The campground at Fort Ransom State Park offers 80 RV, tent and equestrian campsites near the banks of the Sheyenne River. Modern RV sites, with electric and water hookups, are mostly pull-through, while primitive tent sites are mostly walk-in. A few group sites, both modern and primitive, are located near the outdoor amphitheater. The main camp area features flush toilets, showers, a playground, and a dump station. A canoe launch and fishing pier are located nearby. The primitive tent sites and equestrian camp area only offers vault toilets; the latter also has horse corrals. Other amenities include a visitor center, picnic shelters, and a dog park. Campsites are $17–$25/night.
This campground has the North Country Trail go right through it, and that is how we ended up camping there. Kids enjoyed the ice cream and refreshments for sale at the gift shop. We were able to get down to the river from our primitive site and cool off. While the bank its self was quite steep and muddy the water felt amazing. Firewood for sale at the gift shop and they drop it off to your site.
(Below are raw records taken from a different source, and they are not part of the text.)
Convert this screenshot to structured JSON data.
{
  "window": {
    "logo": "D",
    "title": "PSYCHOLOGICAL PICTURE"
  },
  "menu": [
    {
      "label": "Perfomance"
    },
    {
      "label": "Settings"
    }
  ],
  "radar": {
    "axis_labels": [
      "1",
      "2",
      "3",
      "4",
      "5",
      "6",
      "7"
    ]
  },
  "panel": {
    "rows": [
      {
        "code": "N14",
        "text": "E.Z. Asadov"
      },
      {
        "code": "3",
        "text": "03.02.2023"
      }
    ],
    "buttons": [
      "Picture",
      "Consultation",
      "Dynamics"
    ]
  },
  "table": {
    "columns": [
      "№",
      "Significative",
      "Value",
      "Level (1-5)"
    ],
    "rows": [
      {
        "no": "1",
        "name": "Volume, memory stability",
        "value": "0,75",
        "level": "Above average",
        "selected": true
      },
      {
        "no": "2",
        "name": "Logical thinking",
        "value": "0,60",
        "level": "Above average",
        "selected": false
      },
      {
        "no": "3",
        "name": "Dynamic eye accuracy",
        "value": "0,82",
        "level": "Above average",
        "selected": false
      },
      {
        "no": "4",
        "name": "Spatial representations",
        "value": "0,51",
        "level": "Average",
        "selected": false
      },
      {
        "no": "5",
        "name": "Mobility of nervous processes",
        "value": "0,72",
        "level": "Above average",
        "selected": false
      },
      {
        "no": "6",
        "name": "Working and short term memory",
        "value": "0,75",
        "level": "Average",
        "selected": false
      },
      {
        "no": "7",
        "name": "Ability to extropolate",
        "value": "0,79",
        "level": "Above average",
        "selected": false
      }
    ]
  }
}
Stayed at a site in the open field near to the road. (last site available) only down side was that you got to feel the ND winds (10-30mph+) all the time….. Next time will stay on the other side of the river at their "primitive" campsites. those sites are all in the trees and secluded. Also has walk-in tent sites. Plenty of local hiking trails right from the campsite.
This is a year round multi-use state park along the forest-lined Sheyenne River and near the Sheyenne National Grasslands. There are miles of trails through all kinds of habititats from forest to prairie to riparian shores and the water trail. In winter there is great cross country skiing and snowshoeing and summer of course has camping, canoeing, hiking, and nature watching. This seems to be a big park for horse campers and they are well set up for that with corrals and designated horse campgrounds. There is a standard campground for car camping, campers and RVs with the usual amenities, then there is the so-called "primitive" campground which is for tents only, either in drive in tent campsites, or at walk-in tent sites that are very spacious and right on the river! Very nice. The "primitive" tent area has quiet rules including no use of generators, so we like that. The tent area did not have its own water source though, so you do have to walk across the river bridge to the main campground to get water. Also, while there were no problems about flooding on our trip, the sites are in a lowland area adjacent to the river floodplain so could be a concern at times of heavy rain. Other options, should you want to go for historic lodging or "glamping", there is the option to reserve a covered wagon or pioneer cabin to stay in, or a fully equipped really amazingly cool yurt with a loft that could host a large family or group. If you like hiking or canoeing or horseback riding or nature exploring, there are alot of good options here for the summer camper. Things are quieter right now as there as fewer campers due to covid, they are also a little short staffed and the grounds look a tad bit rough around the edges and in need of a bit of maintanence. Also, the park was established on the grounds on an old fort which seems to have had some historic controversy, and the main park entrance sign was burned in a recent protest event so be aware of that when you are trying to find the park. And, while staying at the park, visit the exhibits in the visitor's center to learn more about the history of the area and the old fort so you can put all this into respectful context.
This is a pretty good spot. When we were there in June the campground was having a Halloween celebration and my daughter loved it. There’s good trails to walk and it’s generally quiet. Sites aren’t very private, but the people were nice. It seemed to be more of a “locals” campground.
Wifi is at the visitors center, there’s almost 20 miles of trails to walk on and the scenery at night is beautiful! Sodbuster Days, Halloween in June and Christmas in July is a must. Also the historical building in the area is a cool thing to see!
Very green park with alot of history, including a preserved farm about early white settlers. We met some people who were staying here with their horses - how fun! Wide open green spaces, lovely. We didn’t explore much of the park unfortunately. We really wished we had rented a canoe or kayak (from the park) but it was a holiday weekend so they were all gone by the time we sauntered out of the tent near noon.
Yay: basic cafe, easy canoeing, nature center, educational, easy hikes.
Nay: campsites are not private or shady, only a few are next to the water.
Surprise: the camp staff were especially great with lots of stories to entertain the preschooler and grandma!